The months between her engagement and wedding to Jared were a flurry of activity in which I was honored to participate. When I started a new job in a different field the day after their wedding, however, I expected my best friend to ask how it was going. After what could have been a few days or weeks, I remember sending her a text that said something like,
‘Hey, I started a new job the day after your wedding, and you haven’t asked me a single question about it.’
I don’t remember her exact reply, but it was something along the lines of,
‘Ly, I’m too busy for this shit.’
That was more or less the end.
For the past four years I have tried to tune out the conversation that dominated international media, but it is nearly impossible to ignore when the person who used to pluck ingrown hairs from your bikini line suddenly appoints herself to the role of unelected public official and begins to torch democracy.

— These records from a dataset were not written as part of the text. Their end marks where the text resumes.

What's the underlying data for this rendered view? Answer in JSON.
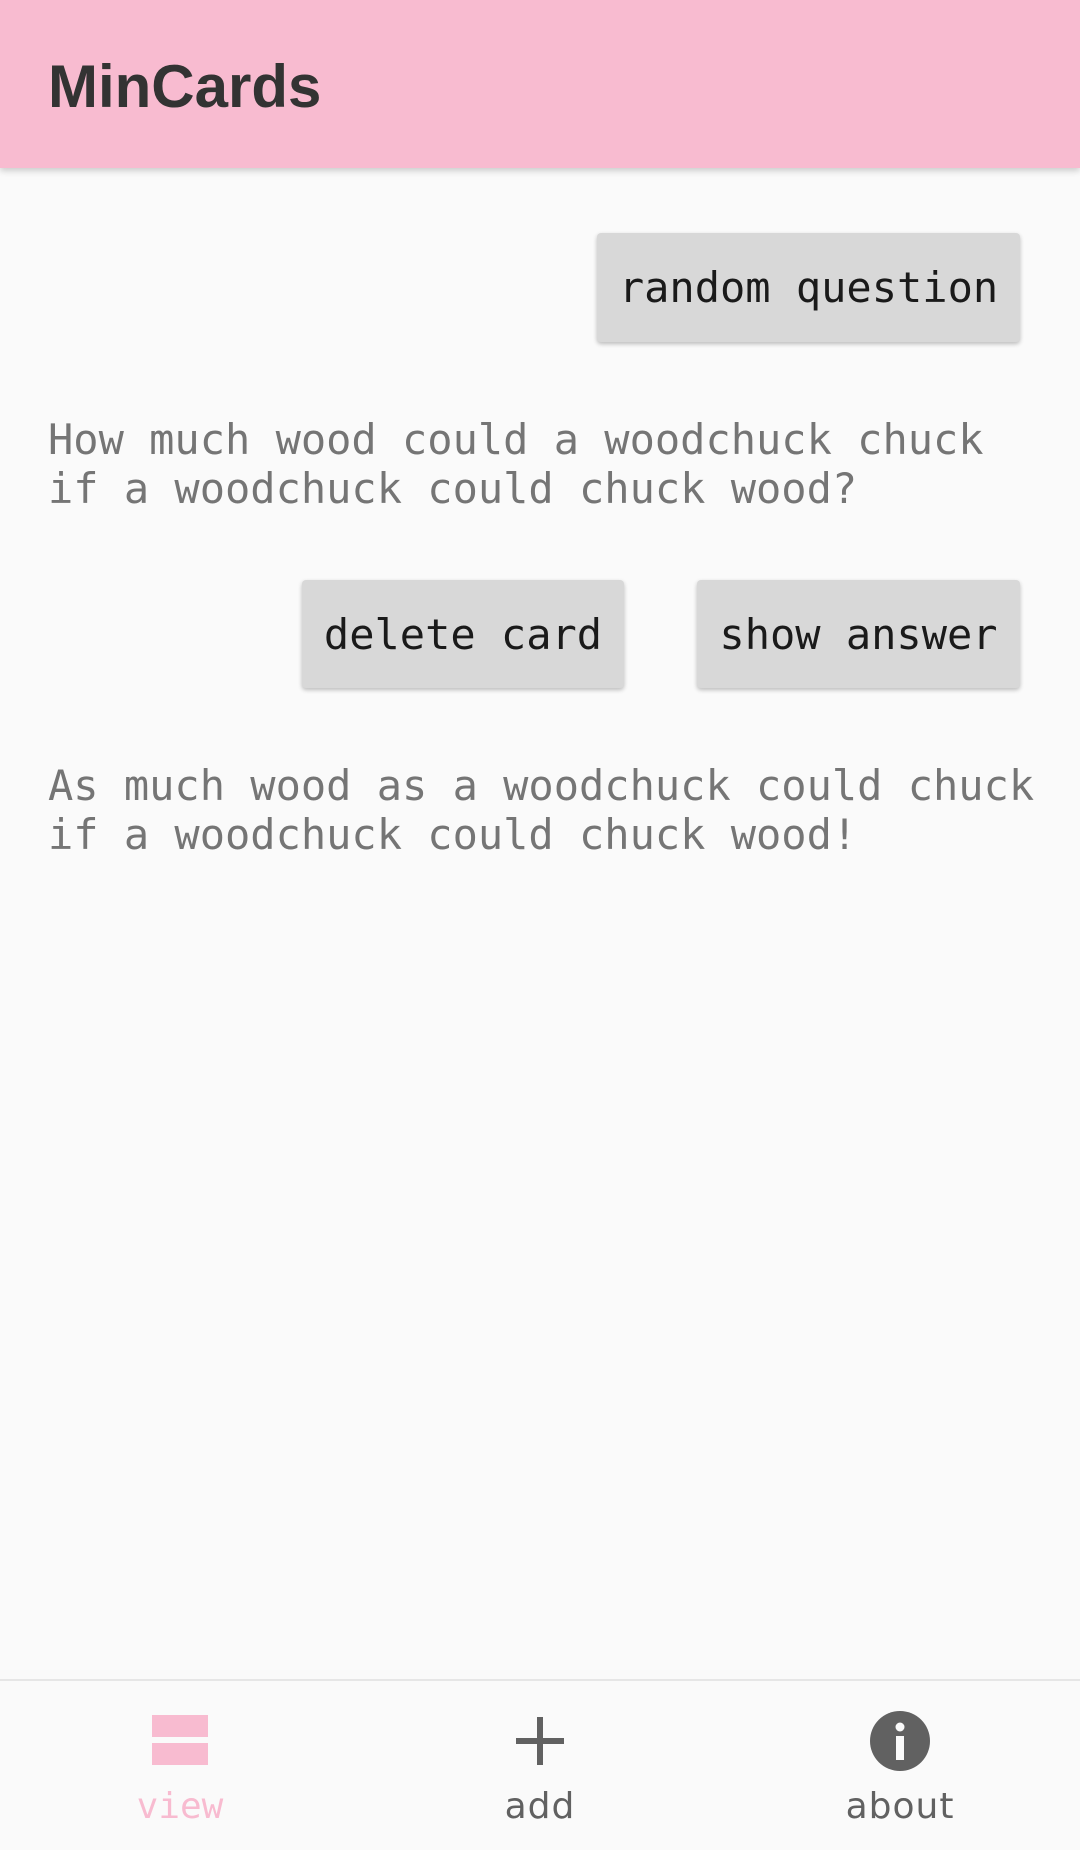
{
  "app": {
    "title": "MinCards"
  },
  "actions": {
    "random_label": "random question",
    "delete_label": "delete card",
    "show_answer_label": "show answer"
  },
  "card": {
    "question": "How much wood could a woodchuck chuck\nif a woodchuck could chuck wood?",
    "answer": "As much wood as a woodchuck could chuck\nif a woodchuck could chuck wood!"
  },
  "nav": {
    "items": [
      {
        "label": "view",
        "icon": "view-list-icon",
        "active": true
      },
      {
        "label": "add",
        "icon": "plus-icon",
        "active": false
      },
      {
        "label": "about",
        "icon": "info-icon",
        "active": false
      }
    ]
  },
  "colors": {
    "accent": "#f8bbd0",
    "app_bar_text": "#333333",
    "button_bg": "#d8d8d8",
    "card_text": "#757575",
    "inactive_nav": "#616161",
    "background": "#fafafa"
  }
}
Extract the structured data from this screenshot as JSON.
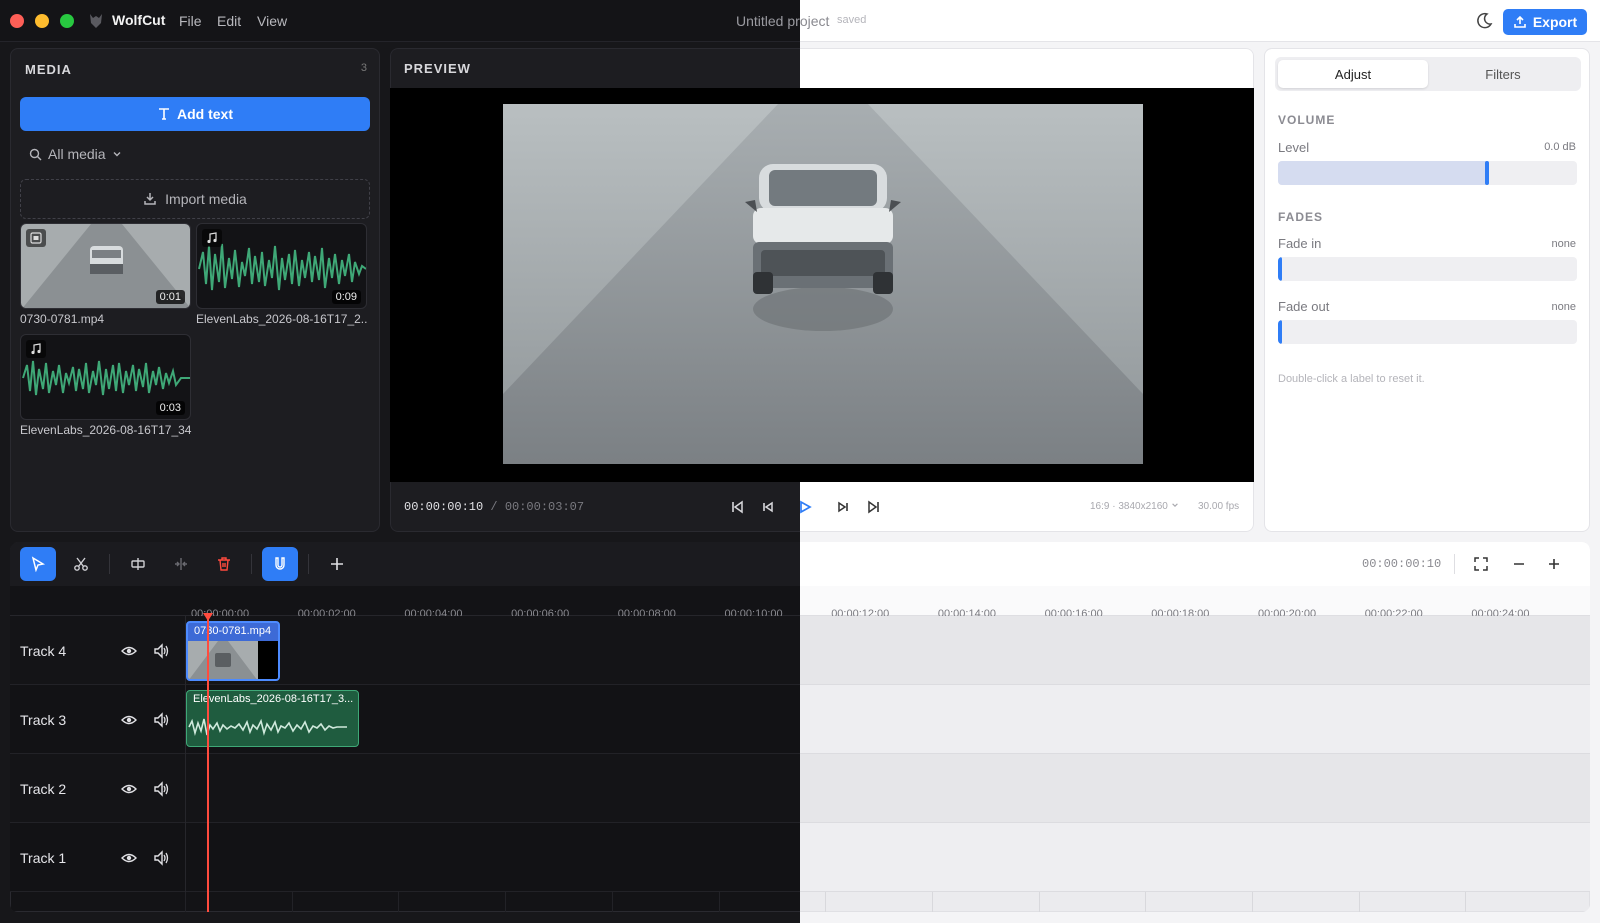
{
  "app": {
    "name": "WolfCut",
    "menus": [
      "File",
      "Edit",
      "View"
    ],
    "project_title_a": "Untitled pr",
    "project_title_b": "oject",
    "saved_label": "saved",
    "export_label": "Export"
  },
  "media": {
    "title": "MEDIA",
    "count": "3",
    "add_text_label": "Add text",
    "filter_label": "All media",
    "import_label": "Import media",
    "items": [
      {
        "name": "0730-0781.mp4",
        "duration": "0:01",
        "kind": "video"
      },
      {
        "name": "ElevenLabs_2026-08-16T17_2...",
        "duration": "0:09",
        "kind": "audio"
      },
      {
        "name": "ElevenLabs_2026-08-16T17_34...",
        "duration": "0:03",
        "kind": "audio"
      }
    ]
  },
  "preview": {
    "title": "PREVIEW",
    "current_time": "00:00:00:10",
    "separator": " / ",
    "total_time": "00:00:03:07",
    "resolution": "16:9 · 3840x2160",
    "fps": "30.00 fps"
  },
  "adjust": {
    "tabs": [
      "Adjust",
      "Filters"
    ],
    "volume": {
      "title": "VOLUME",
      "label": "Level",
      "value": "0.0 dB",
      "fill_fraction": 0.7
    },
    "fades": {
      "title": "FADES",
      "fade_in": {
        "label": "Fade in",
        "value": "none"
      },
      "fade_out": {
        "label": "Fade out",
        "value": "none"
      }
    },
    "hint": "Double-click a label to reset it."
  },
  "timeline": {
    "current_time": "00:00:00:10",
    "ruler": [
      "00:00:00:00",
      "00:00:02:00",
      "00:00:04:00",
      "00:00:06:00",
      "00:00:08:00",
      "00:00:10:00",
      "00:00:12:00",
      "00:00:14:00",
      "00:00:16:00",
      "00:00:18:00",
      "00:00:20:00",
      "00:00:22:00",
      "00:00:24:00"
    ],
    "tracks": [
      "Track 4",
      "Track 3",
      "Track 2",
      "Track 1"
    ],
    "clips": {
      "video": "0730-0781.mp4",
      "audio": "ElevenLabs_2026-08-16T17_3..."
    }
  },
  "colors": {
    "accent": "#2f7df6",
    "waveform": "#3fa877",
    "playhead": "#ff4b3e"
  }
}
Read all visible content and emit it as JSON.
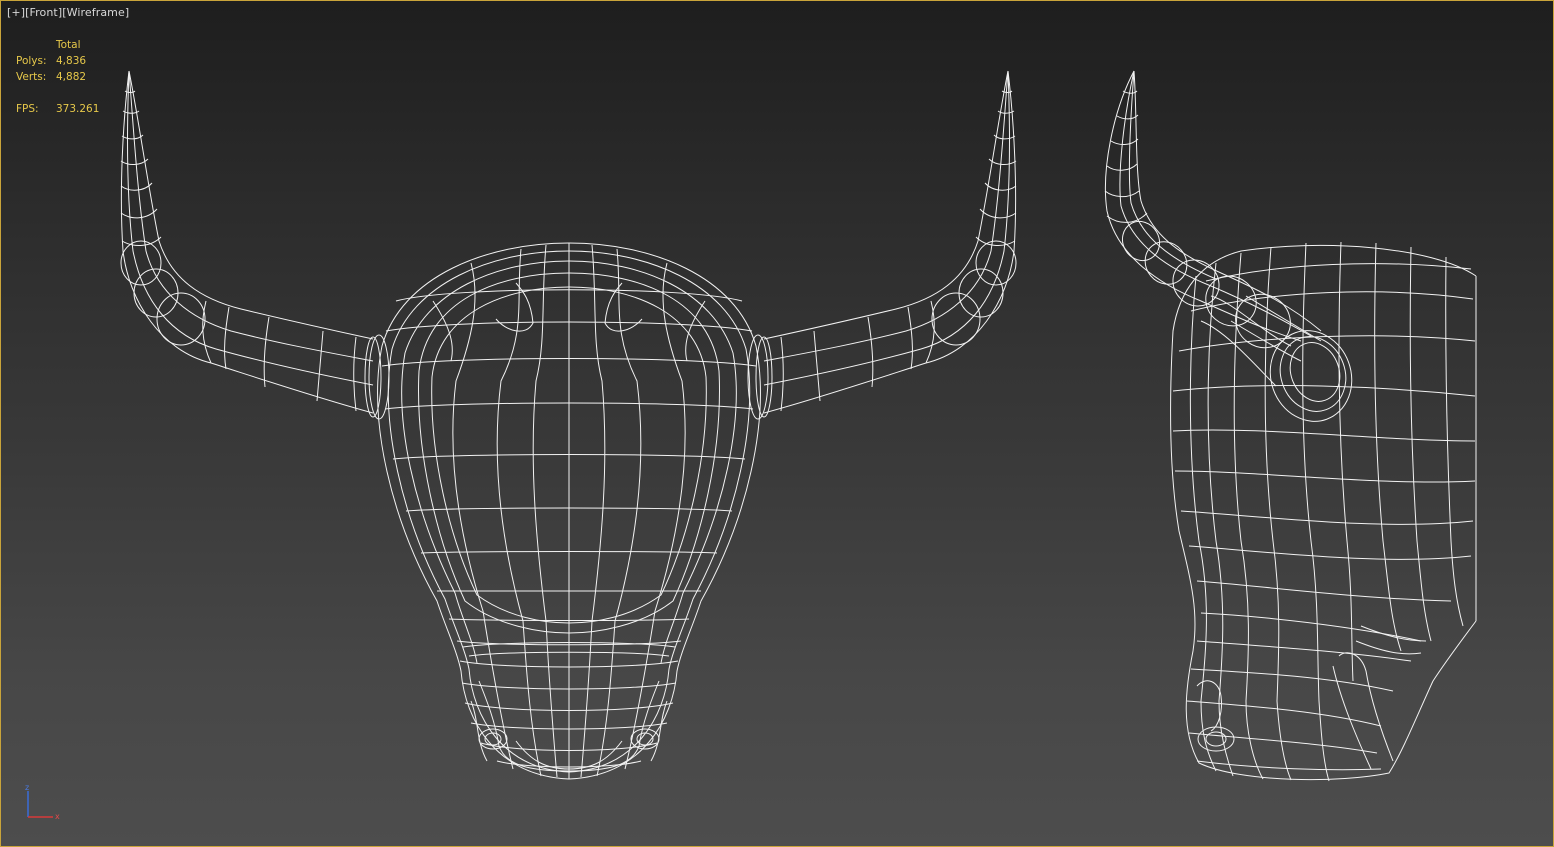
{
  "viewport": {
    "label_plus": "[+]",
    "label_view": "[Front]",
    "label_mode": "[Wireframe]"
  },
  "stats": {
    "header": "Total",
    "polys_label": "Polys:",
    "polys_value": "4,836",
    "verts_label": "Verts:",
    "verts_value": "4,882",
    "fps_label": "FPS:",
    "fps_value": "373.261"
  },
  "gizmo": {
    "z_label": "z",
    "x_label": "x",
    "z_color": "#3a6cd8",
    "x_color": "#d83a3a"
  },
  "colors": {
    "frame_border": "#c9a43a",
    "stats_text": "#e6c84a",
    "wire": "#f2f2f2"
  }
}
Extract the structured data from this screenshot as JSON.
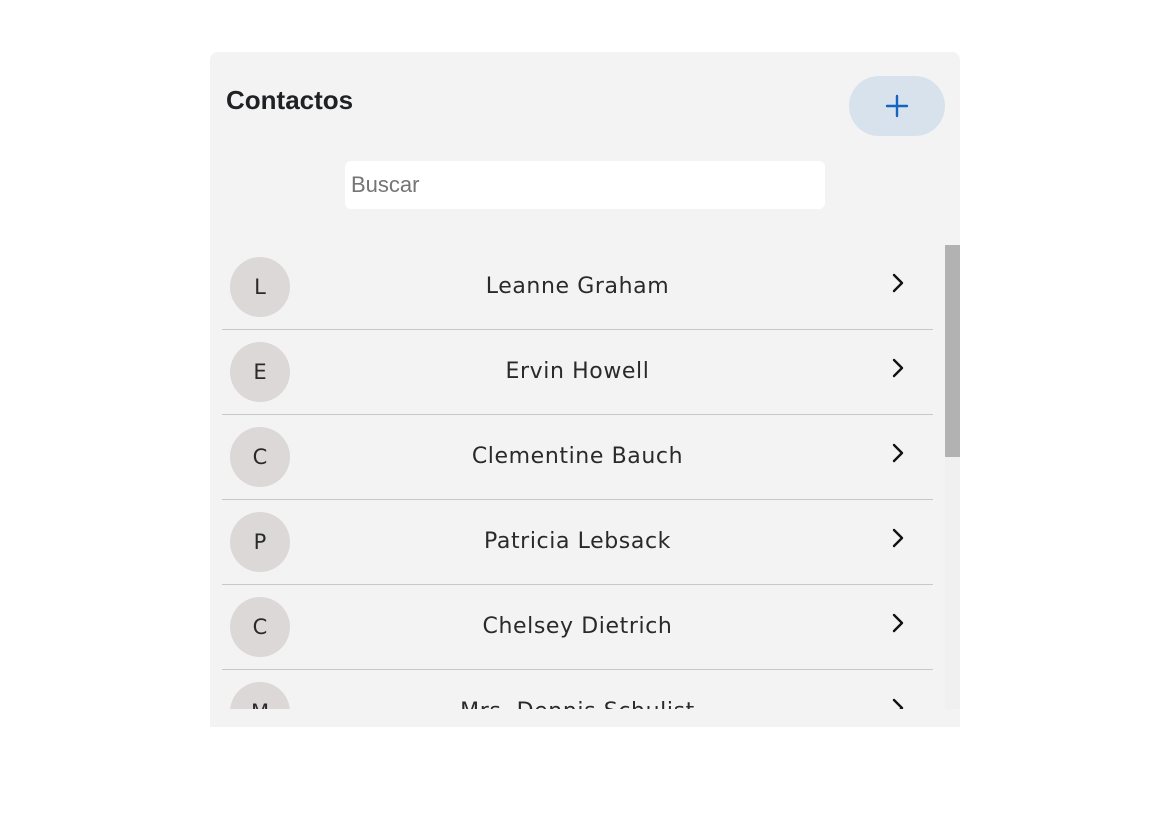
{
  "header": {
    "title": "Contactos",
    "add_label": "+"
  },
  "search": {
    "placeholder": "Buscar",
    "value": ""
  },
  "contacts": [
    {
      "initial": "L",
      "name": "Leanne Graham"
    },
    {
      "initial": "E",
      "name": "Ervin Howell"
    },
    {
      "initial": "C",
      "name": "Clementine Bauch"
    },
    {
      "initial": "P",
      "name": "Patricia Lebsack"
    },
    {
      "initial": "C",
      "name": "Chelsey Dietrich"
    },
    {
      "initial": "M",
      "name": "Mrs. Dennis Schulist"
    }
  ],
  "icons": {
    "add": "plus-icon",
    "row_action": "chevron-right-icon"
  },
  "colors": {
    "panel_bg": "#f3f3f3",
    "add_button_bg": "#d8e2ec",
    "add_icon": "#1565c0",
    "avatar_bg": "#ddd8d8",
    "divider": "#c8c8c8",
    "scroll_thumb": "#b2b2b2"
  }
}
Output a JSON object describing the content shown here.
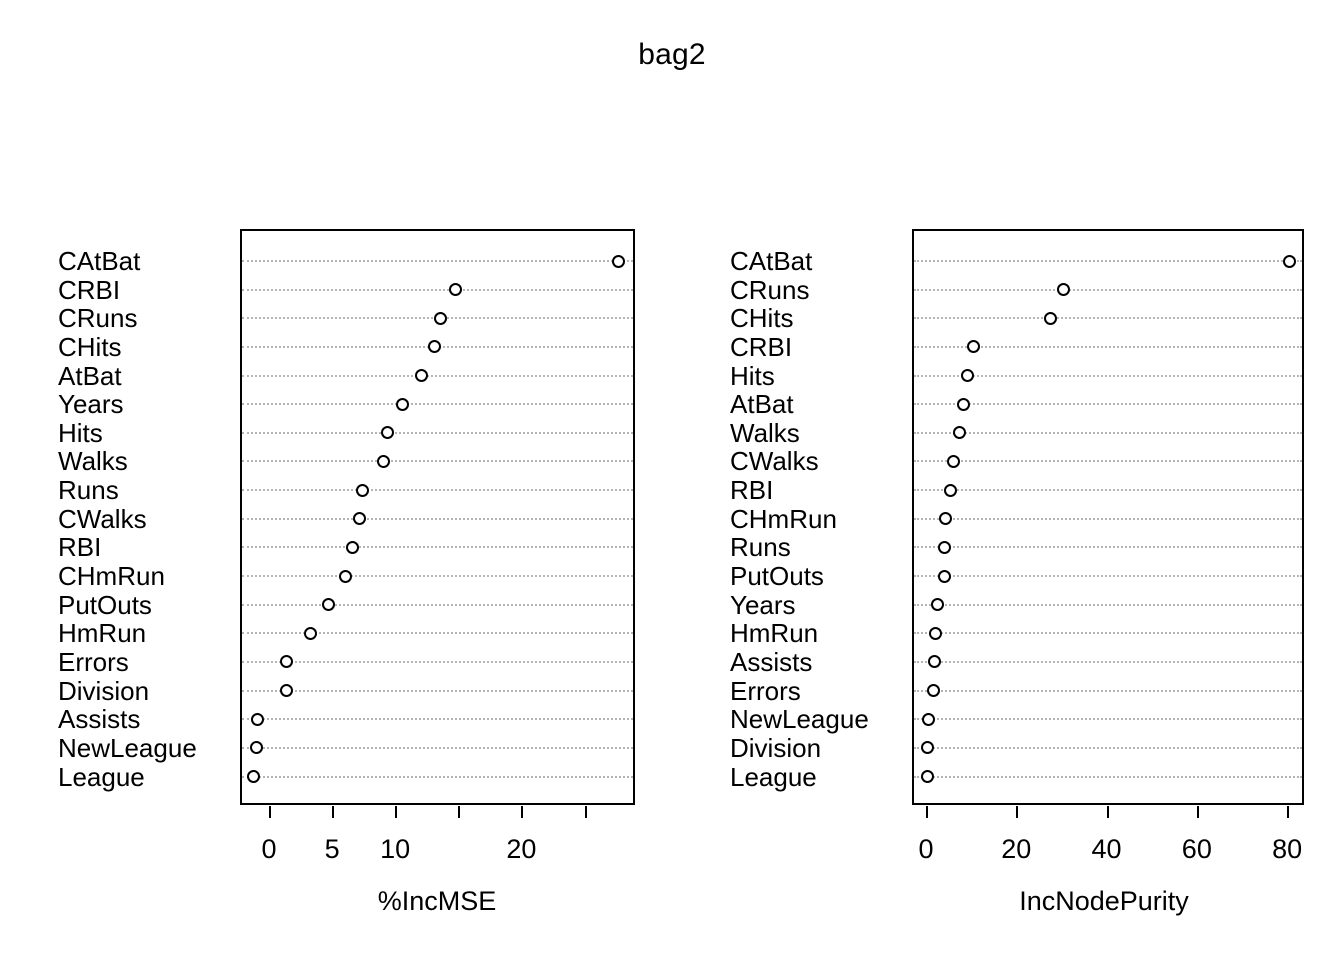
{
  "chart_data": {
    "type": "scatter",
    "title": "bag2",
    "grid": true,
    "legend": null,
    "panels": [
      {
        "name": "percent-inc-mse",
        "xlabel": "%IncMSE",
        "ylabel": "",
        "xlim": [
          -2.0,
          29.5
        ],
        "xticks": [
          0,
          5,
          10,
          15,
          20,
          25
        ],
        "xticklabels": [
          "0",
          "5",
          "10",
          "",
          "20",
          ""
        ],
        "categories": [
          "CAtBat",
          "CRBI",
          "CRuns",
          "CHits",
          "AtBat",
          "Years",
          "Hits",
          "Walks",
          "Runs",
          "CWalks",
          "RBI",
          "CHmRun",
          "PutOuts",
          "HmRun",
          "Errors",
          "Division",
          "Assists",
          "NewLeague",
          "League"
        ],
        "values": [
          27.7,
          14.8,
          13.6,
          13.1,
          12.1,
          10.6,
          9.4,
          9.1,
          7.4,
          7.2,
          6.6,
          6.1,
          4.7,
          3.3,
          1.4,
          1.35,
          -0.9,
          -1.0,
          -1.2
        ]
      },
      {
        "name": "inc-node-purity",
        "xlabel": "IncNodePurity",
        "ylabel": "",
        "xlim": [
          -1.5,
          83.5
        ],
        "xticks": [
          0,
          20,
          40,
          60,
          80
        ],
        "xticklabels": [
          "0",
          "20",
          "40",
          "60",
          "80"
        ],
        "categories": [
          "CAtBat",
          "CRuns",
          "CHits",
          "CRBI",
          "Hits",
          "AtBat",
          "Walks",
          "CWalks",
          "RBI",
          "CHmRun",
          "Runs",
          "PutOuts",
          "Years",
          "HmRun",
          "Assists",
          "Errors",
          "NewLeague",
          "Division",
          "League"
        ],
        "values": [
          80.6,
          30.5,
          27.6,
          10.6,
          9.1,
          8.4,
          7.5,
          6.0,
          5.5,
          4.4,
          4.2,
          4.0,
          2.6,
          2.2,
          1.8,
          1.7,
          0.5,
          0.4,
          0.35
        ]
      }
    ]
  },
  "colors": {
    "background": "#ffffff",
    "foreground": "#000000",
    "gridline": "#b4b4b4"
  }
}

…aligning herself with her dad’s banana republic-style administration made no sense to me, until my friend suggested that Ivanka took her kids to the rally to show them that they are American royalty. This explanation seemed most plausible.
What is more royal than presiding over subjects that you disdain?
I’ve been a good Wasp and kept quiet until now, even as I’ve grown increasingly repulsed by Ivanka’s ability to aid and abet her father. I’ve been comforted by the certainty that the backlash from those whose respect she craves most must sting. Still, I miss my old friend.
…the damage the Trump family has done is unforgivable, even if perpetrated by my childhood best friend—I expect Ivanka will find a soft landing in Palm Beach instead, where casual white supremacy is de rigueur and most misdeeds are forgiven if you have enough money.
Whether Ivanka is able to rehab her stained image or not, I hope she wasn’t able to drown out the applause of the city she once aspired to rule, cheering and celebrating her political downfall.
I was with them, crying with relief, matched only by the regret and shame I feel for not holding my former friend to account sooner.”
(Photos, Lysandra Ohrstrom; via Vanity Fair)